Data extracted from a collection

________________________________________

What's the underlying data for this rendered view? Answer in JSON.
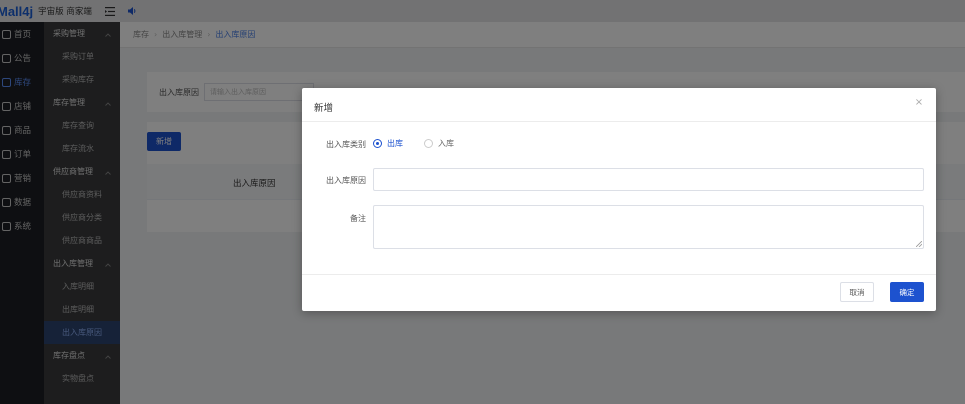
{
  "topbar": {
    "logo": "Mall4j",
    "brand": "宇宙版 商家端",
    "menu_icon": "menu-fold-icon",
    "sound_icon": "speaker-icon"
  },
  "nav": {
    "items": [
      {
        "label": "首页",
        "icon": "home-icon",
        "active": false
      },
      {
        "label": "公告",
        "icon": "notice-icon",
        "active": false
      },
      {
        "label": "库存",
        "icon": "inventory-icon",
        "active": true
      },
      {
        "label": "店铺",
        "icon": "shop-icon",
        "active": false
      },
      {
        "label": "商品",
        "icon": "product-icon",
        "active": false
      },
      {
        "label": "订单",
        "icon": "order-icon",
        "active": false
      },
      {
        "label": "营销",
        "icon": "marketing-icon",
        "active": false
      },
      {
        "label": "数据",
        "icon": "data-icon",
        "active": false
      },
      {
        "label": "系统",
        "icon": "settings-icon",
        "active": false
      }
    ]
  },
  "subnav": {
    "entries": [
      {
        "type": "group",
        "label": "采购管理"
      },
      {
        "type": "item",
        "label": "采购订单"
      },
      {
        "type": "item",
        "label": "采购库存"
      },
      {
        "type": "group",
        "label": "库存管理"
      },
      {
        "type": "item",
        "label": "库存查询"
      },
      {
        "type": "item",
        "label": "库存流水"
      },
      {
        "type": "group",
        "label": "供应商管理"
      },
      {
        "type": "item",
        "label": "供应商资料"
      },
      {
        "type": "item",
        "label": "供应商分类"
      },
      {
        "type": "item",
        "label": "供应商商品"
      },
      {
        "type": "group",
        "label": "出入库管理"
      },
      {
        "type": "item",
        "label": "入库明细"
      },
      {
        "type": "item",
        "label": "出库明细"
      },
      {
        "type": "item",
        "label": "出入库原因",
        "active": true
      },
      {
        "type": "group",
        "label": "库存盘点"
      },
      {
        "type": "item",
        "label": "实物盘点"
      }
    ]
  },
  "breadcrumb": {
    "items": [
      "库存",
      "出入库管理",
      "出入库原因"
    ]
  },
  "search": {
    "label": "出入库原因",
    "placeholder": "请输入出入库原因"
  },
  "table": {
    "add_label": "新增",
    "col_reason": "出入库原因"
  },
  "dialog": {
    "title": "新增",
    "type_label": "出入库类别",
    "options": [
      {
        "label": "出库",
        "checked": true
      },
      {
        "label": "入库",
        "checked": false
      }
    ],
    "reason_label": "出入库原因",
    "reason_value": "",
    "remark_label": "备注",
    "remark_value": "",
    "cancel_label": "取消",
    "ok_label": "确定"
  },
  "colors": {
    "primary": "#1d52cf",
    "nav_bg": "#1d1f24",
    "subnav_bg": "#3a3b3d",
    "active_sub_bg": "#2d4470"
  }
}
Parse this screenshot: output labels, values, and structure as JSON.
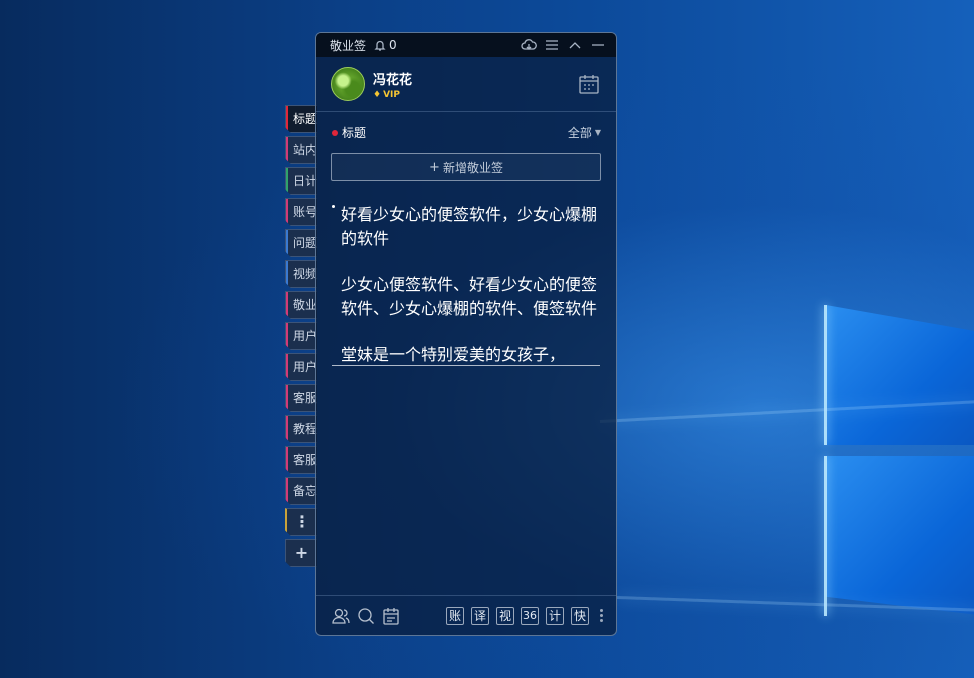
{
  "app": {
    "title": "敬业签",
    "notification_count": "0"
  },
  "user": {
    "name": "冯花花",
    "badge": "VIP"
  },
  "section": {
    "title": "标题",
    "filter": "全部"
  },
  "add_button": "新增敬业签",
  "note": {
    "paragraphs": [
      "好看少女心的便签软件，少女心爆棚的软件",
      "少女心便签软件、好看少女心的便签软件、少女心爆棚的软件、便签软件",
      "堂妹是一个特别爱美的女孩子，"
    ]
  },
  "side_tabs": [
    {
      "label": "标题",
      "color": "#e0263a",
      "active": true
    },
    {
      "label": "站内",
      "color": "#d23a78"
    },
    {
      "label": "日计",
      "color": "#2fa36b"
    },
    {
      "label": "账号",
      "color": "#d23a78"
    },
    {
      "label": "问题",
      "color": "#3a7ad2"
    },
    {
      "label": "视频",
      "color": "#3a7ad2"
    },
    {
      "label": "敬业",
      "color": "#d23a78"
    },
    {
      "label": "用户",
      "color": "#d23a78"
    },
    {
      "label": "用户",
      "color": "#d23a78"
    },
    {
      "label": "客服",
      "color": "#d23a78"
    },
    {
      "label": "教程",
      "color": "#d23a78"
    },
    {
      "label": "客服",
      "color": "#d23a78"
    },
    {
      "label": "备忘",
      "color": "#d23a78"
    }
  ],
  "side_more": "⋮",
  "side_add": "+",
  "footer_buttons": [
    "账",
    "译",
    "视",
    "36",
    "计",
    "快"
  ],
  "icons": {
    "bell": "bell-icon",
    "cloud": "cloud-sync-icon",
    "menu": "menu-icon",
    "collapse": "chevron-up-icon",
    "minimize": "minimize-icon",
    "calendar": "calendar-icon",
    "contacts": "contacts-icon",
    "search": "search-icon",
    "notes": "notes-icon"
  }
}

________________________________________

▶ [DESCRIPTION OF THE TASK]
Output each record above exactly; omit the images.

▶ [EXPECTED ANSWER]
What's the underlying data for this rendered view? Answer in JSON.
{
  "topbar": {
    "logo": "Mall4j",
    "brand": "宇宙版 商家端",
    "menu_icon": "menu-fold-icon",
    "sound_icon": "speaker-icon"
  },
  "nav": {
    "items": [
      {
        "label": "首页",
        "icon": "home-icon",
        "active": false
      },
      {
        "label": "公告",
        "icon": "notice-icon",
        "active": false
      },
      {
        "label": "库存",
        "icon": "inventory-icon",
        "active": true
      },
      {
        "label": "店铺",
        "icon": "shop-icon",
        "active": false
      },
      {
        "label": "商品",
        "icon": "product-icon",
        "active": false
      },
      {
        "label": "订单",
        "icon": "order-icon",
        "active": false
      },
      {
        "label": "营销",
        "icon": "marketing-icon",
        "active": false
      },
      {
        "label": "数据",
        "icon": "data-icon",
        "active": false
      },
      {
        "label": "系统",
        "icon": "settings-icon",
        "active": false
      }
    ]
  },
  "subnav": {
    "entries": [
      {
        "type": "group",
        "label": "采购管理"
      },
      {
        "type": "item",
        "label": "采购订单"
      },
      {
        "type": "item",
        "label": "采购库存"
      },
      {
        "type": "group",
        "label": "库存管理"
      },
      {
        "type": "item",
        "label": "库存查询"
      },
      {
        "type": "item",
        "label": "库存流水"
      },
      {
        "type": "group",
        "label": "供应商管理"
      },
      {
        "type": "item",
        "label": "供应商资料"
      },
      {
        "type": "item",
        "label": "供应商分类"
      },
      {
        "type": "item",
        "label": "供应商商品"
      },
      {
        "type": "group",
        "label": "出入库管理"
      },
      {
        "type": "item",
        "label": "入库明细"
      },
      {
        "type": "item",
        "label": "出库明细"
      },
      {
        "type": "item",
        "label": "出入库原因",
        "active": true
      },
      {
        "type": "group",
        "label": "库存盘点"
      },
      {
        "type": "item",
        "label": "实物盘点"
      }
    ]
  },
  "breadcrumb": {
    "items": [
      "库存",
      "出入库管理",
      "出入库原因"
    ]
  },
  "search": {
    "label": "出入库原因",
    "placeholder": "请输入出入库原因"
  },
  "table": {
    "add_label": "新增",
    "col_reason": "出入库原因"
  },
  "dialog": {
    "title": "新增",
    "type_label": "出入库类别",
    "options": [
      {
        "label": "出库",
        "checked": true
      },
      {
        "label": "入库",
        "checked": false
      }
    ],
    "reason_label": "出入库原因",
    "reason_value": "",
    "remark_label": "备注",
    "remark_value": "",
    "cancel_label": "取消",
    "ok_label": "确定"
  },
  "colors": {
    "primary": "#1d52cf",
    "nav_bg": "#1d1f24",
    "subnav_bg": "#3a3b3d",
    "active_sub_bg": "#2d4470"
  }
}
Parse this screenshot: output labels, values, and structure as JSON.
{
  "app": {
    "title": "敬业签",
    "notification_count": "0"
  },
  "user": {
    "name": "冯花花",
    "badge": "VIP"
  },
  "section": {
    "title": "标题",
    "filter": "全部"
  },
  "add_button": "新增敬业签",
  "note": {
    "paragraphs": [
      "好看少女心的便签软件，少女心爆棚的软件",
      "少女心便签软件、好看少女心的便签软件、少女心爆棚的软件、便签软件",
      "堂妹是一个特别爱美的女孩子，"
    ]
  },
  "side_tabs": [
    {
      "label": "标题",
      "color": "#e0263a",
      "active": true
    },
    {
      "label": "站内",
      "color": "#d23a78"
    },
    {
      "label": "日计",
      "color": "#2fa36b"
    },
    {
      "label": "账号",
      "color": "#d23a78"
    },
    {
      "label": "问题",
      "color": "#3a7ad2"
    },
    {
      "label": "视频",
      "color": "#3a7ad2"
    },
    {
      "label": "敬业",
      "color": "#d23a78"
    },
    {
      "label": "用户",
      "color": "#d23a78"
    },
    {
      "label": "用户",
      "color": "#d23a78"
    },
    {
      "label": "客服",
      "color": "#d23a78"
    },
    {
      "label": "教程",
      "color": "#d23a78"
    },
    {
      "label": "客服",
      "color": "#d23a78"
    },
    {
      "label": "备忘",
      "color": "#d23a78"
    }
  ],
  "side_more": "⋮",
  "side_add": "+",
  "footer_buttons": [
    "账",
    "译",
    "视",
    "36",
    "计",
    "快"
  ],
  "icons": {
    "bell": "bell-icon",
    "cloud": "cloud-sync-icon",
    "menu": "menu-icon",
    "collapse": "chevron-up-icon",
    "minimize": "minimize-icon",
    "calendar": "calendar-icon",
    "contacts": "contacts-icon",
    "search": "search-icon",
    "notes": "notes-icon"
  }
}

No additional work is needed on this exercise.